# Work required
In the data below, reproduce everything exactly except the images.

# Data records
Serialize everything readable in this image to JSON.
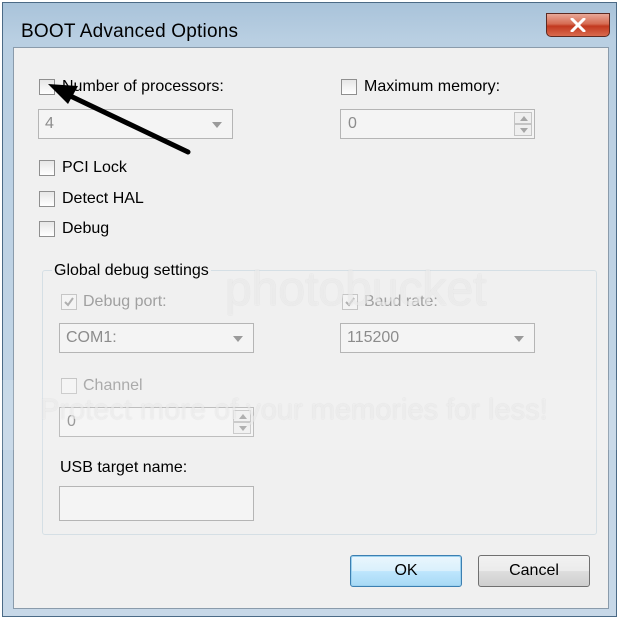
{
  "window": {
    "title": "BOOT Advanced Options"
  },
  "options": {
    "num_processors": {
      "label": "Number of processors:",
      "checked": false,
      "value": "4"
    },
    "max_memory": {
      "label": "Maximum memory:",
      "checked": false,
      "value": "0"
    },
    "pci_lock": {
      "label": "PCI Lock",
      "checked": false
    },
    "detect_hal": {
      "label": "Detect HAL",
      "checked": false
    },
    "debug": {
      "label": "Debug",
      "checked": false
    }
  },
  "debug_settings": {
    "group_title": "Global debug settings",
    "debug_port": {
      "label": "Debug port:",
      "checked": true,
      "value": "COM1:"
    },
    "baud_rate": {
      "label": "Baud rate:",
      "checked": true,
      "value": "115200"
    },
    "channel": {
      "label": "Channel",
      "checked": false,
      "value": "0"
    },
    "usb_target": {
      "label": "USB target name:",
      "value": ""
    }
  },
  "buttons": {
    "ok": "OK",
    "cancel": "Cancel"
  },
  "watermark": {
    "brand": "photobucket",
    "slogan": "Protect more of your memories for less!"
  },
  "colors": {
    "title_bar": "#b9cfe2",
    "close_red": "#c2391f",
    "ok_blue": "#3c7fb1",
    "annotation_arrow": "#000000"
  }
}
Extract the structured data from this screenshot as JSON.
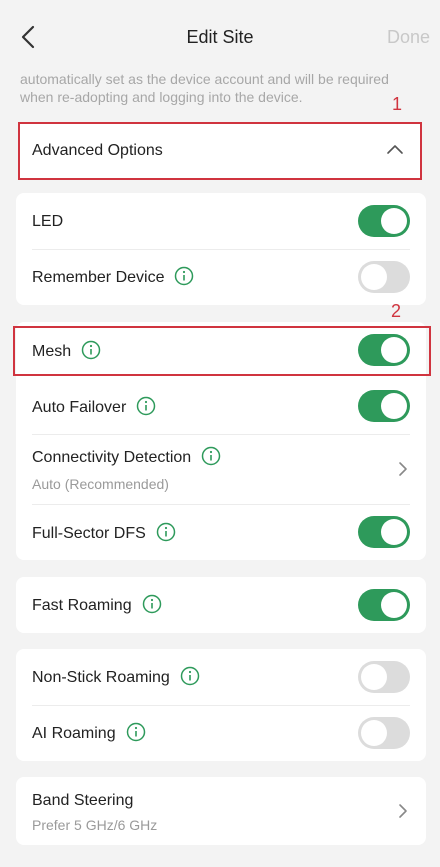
{
  "header": {
    "title": "Edit Site",
    "done_label": "Done"
  },
  "description": "automatically set as the device account and will be required when re-adopting and logging into the device.",
  "annotations": {
    "marker_1": "1",
    "marker_2": "2"
  },
  "advanced": {
    "label": "Advanced Options"
  },
  "items": {
    "led": {
      "label": "LED",
      "on": true
    },
    "remember": {
      "label": "Remember Device",
      "on": false
    },
    "mesh": {
      "label": "Mesh",
      "on": true
    },
    "failover": {
      "label": "Auto Failover",
      "on": true
    },
    "connectivity": {
      "label": "Connectivity Detection",
      "value": "Auto (Recommended)"
    },
    "dfs": {
      "label": "Full-Sector DFS",
      "on": true
    },
    "fast_roaming": {
      "label": "Fast Roaming",
      "on": true
    },
    "non_stick": {
      "label": "Non-Stick Roaming",
      "on": false
    },
    "ai_roaming": {
      "label": "AI Roaming",
      "on": false
    },
    "band_steering": {
      "label": "Band Steering",
      "value": "Prefer 5 GHz/6 GHz"
    }
  },
  "colors": {
    "accent": "#2e9a5b",
    "annotation": "#d0343f",
    "toggle_off": "#dcdcdc"
  },
  "icons": [
    "back-arrow-icon",
    "chevron-up-icon",
    "info-icon",
    "chevron-right-icon"
  ]
}
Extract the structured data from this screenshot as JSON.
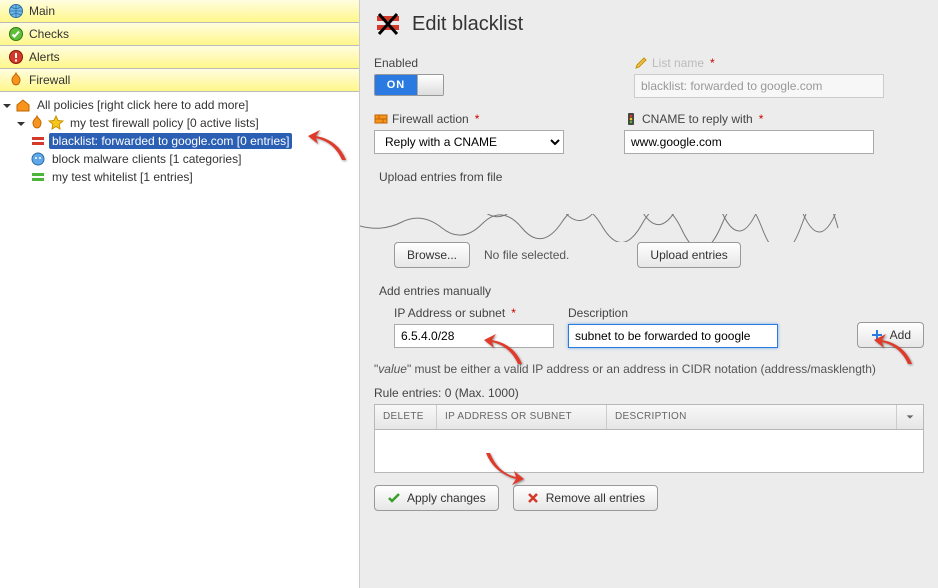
{
  "sidebar": {
    "sections": {
      "main": "Main",
      "checks": "Checks",
      "alerts": "Alerts",
      "firewall": "Firewall"
    },
    "tree": {
      "root": "All policies [right click here to add more]",
      "policy": "my test firewall policy [0 active lists]",
      "blacklist": "blacklist: forwarded to google.com [0 entries]",
      "malware": "block malware clients [1 categories]",
      "whitelist": "my test whitelist [1 entries]"
    }
  },
  "page": {
    "title": "Edit blacklist",
    "enabled_label": "Enabled",
    "toggle_on": "ON",
    "listname_label": "List name",
    "listname_value": "blacklist: forwarded to google.com",
    "firewall_action_label": "Firewall action",
    "firewall_action_value": "Reply with a CNAME",
    "cname_label": "CNAME to reply with",
    "cname_value": "www.google.com",
    "upload_title": "Upload entries from file",
    "browse_btn": "Browse...",
    "no_file": "No file selected.",
    "upload_btn": "Upload entries",
    "manual_title": "Add entries manually",
    "ip_label": "IP Address or subnet",
    "ip_value": "6.5.4.0/28",
    "desc_label": "Description",
    "desc_value": "subnet to be forwarded to google",
    "add_btn": "Add",
    "hint_prefix": "\"",
    "hint_value_word": "value",
    "hint_suffix": "\" must be either a valid IP address or an address in CIDR notation (address/masklength)",
    "rule_entries": "Rule entries: 0 (Max. 1000)",
    "col_delete": "DELETE",
    "col_ip": "IP ADDRESS OR SUBNET",
    "col_desc": "DESCRIPTION",
    "apply_btn": "Apply changes",
    "remove_btn": "Remove all entries"
  }
}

# Reply
Serialize everything readable in this image to JSON.
{
  "window": {
    "title": "BOOT Advanced Options"
  },
  "options": {
    "num_processors": {
      "label": "Number of processors:",
      "checked": false,
      "value": "4"
    },
    "max_memory": {
      "label": "Maximum memory:",
      "checked": false,
      "value": "0"
    },
    "pci_lock": {
      "label": "PCI Lock",
      "checked": false
    },
    "detect_hal": {
      "label": "Detect HAL",
      "checked": false
    },
    "debug": {
      "label": "Debug",
      "checked": false
    }
  },
  "debug_settings": {
    "group_title": "Global debug settings",
    "debug_port": {
      "label": "Debug port:",
      "checked": true,
      "value": "COM1:"
    },
    "baud_rate": {
      "label": "Baud rate:",
      "checked": true,
      "value": "115200"
    },
    "channel": {
      "label": "Channel",
      "checked": false,
      "value": "0"
    },
    "usb_target": {
      "label": "USB target name:",
      "value": ""
    }
  },
  "buttons": {
    "ok": "OK",
    "cancel": "Cancel"
  },
  "watermark": {
    "brand": "photobucket",
    "slogan": "Protect more of your memories for less!"
  },
  "colors": {
    "title_bar": "#b9cfe2",
    "close_red": "#c2391f",
    "ok_blue": "#3c7fb1",
    "annotation_arrow": "#000000"
  }
}
Extract the structured data from this screenshot as JSON.
{
  "header": {
    "title": "Edit Site",
    "done_label": "Done"
  },
  "description": "automatically set as the device account and will be required when re-adopting and logging into the device.",
  "annotations": {
    "marker_1": "1",
    "marker_2": "2"
  },
  "advanced": {
    "label": "Advanced Options"
  },
  "items": {
    "led": {
      "label": "LED",
      "on": true
    },
    "remember": {
      "label": "Remember Device",
      "on": false
    },
    "mesh": {
      "label": "Mesh",
      "on": true
    },
    "failover": {
      "label": "Auto Failover",
      "on": true
    },
    "connectivity": {
      "label": "Connectivity Detection",
      "value": "Auto (Recommended)"
    },
    "dfs": {
      "label": "Full-Sector DFS",
      "on": true
    },
    "fast_roaming": {
      "label": "Fast Roaming",
      "on": true
    },
    "non_stick": {
      "label": "Non-Stick Roaming",
      "on": false
    },
    "ai_roaming": {
      "label": "AI Roaming",
      "on": false
    },
    "band_steering": {
      "label": "Band Steering",
      "value": "Prefer 5 GHz/6 GHz"
    }
  },
  "colors": {
    "accent": "#2e9a5b",
    "annotation": "#d0343f",
    "toggle_off": "#dcdcdc"
  },
  "icons": [
    "back-arrow-icon",
    "chevron-up-icon",
    "info-icon",
    "chevron-right-icon"
  ]
}
Extract the structured data from this screenshot as JSON.
{
  "sidebar": {
    "sections": {
      "main": "Main",
      "checks": "Checks",
      "alerts": "Alerts",
      "firewall": "Firewall"
    },
    "tree": {
      "root": "All policies [right click here to add more]",
      "policy": "my test firewall policy [0 active lists]",
      "blacklist": "blacklist: forwarded to google.com [0 entries]",
      "malware": "block malware clients [1 categories]",
      "whitelist": "my test whitelist [1 entries]"
    }
  },
  "page": {
    "title": "Edit blacklist",
    "enabled_label": "Enabled",
    "toggle_on": "ON",
    "listname_label": "List name",
    "listname_value": "blacklist: forwarded to google.com",
    "firewall_action_label": "Firewall action",
    "firewall_action_value": "Reply with a CNAME",
    "cname_label": "CNAME to reply with",
    "cname_value": "www.google.com",
    "upload_title": "Upload entries from file",
    "browse_btn": "Browse...",
    "no_file": "No file selected.",
    "upload_btn": "Upload entries",
    "manual_title": "Add entries manually",
    "ip_label": "IP Address or subnet",
    "ip_value": "6.5.4.0/28",
    "desc_label": "Description",
    "desc_value": "subnet to be forwarded to google",
    "add_btn": "Add",
    "hint_prefix": "\"",
    "hint_value_word": "value",
    "hint_suffix": "\" must be either a valid IP address or an address in CIDR notation (address/masklength)",
    "rule_entries": "Rule entries: 0 (Max. 1000)",
    "col_delete": "DELETE",
    "col_ip": "IP ADDRESS OR SUBNET",
    "col_desc": "DESCRIPTION",
    "apply_btn": "Apply changes",
    "remove_btn": "Remove all entries"
  }
}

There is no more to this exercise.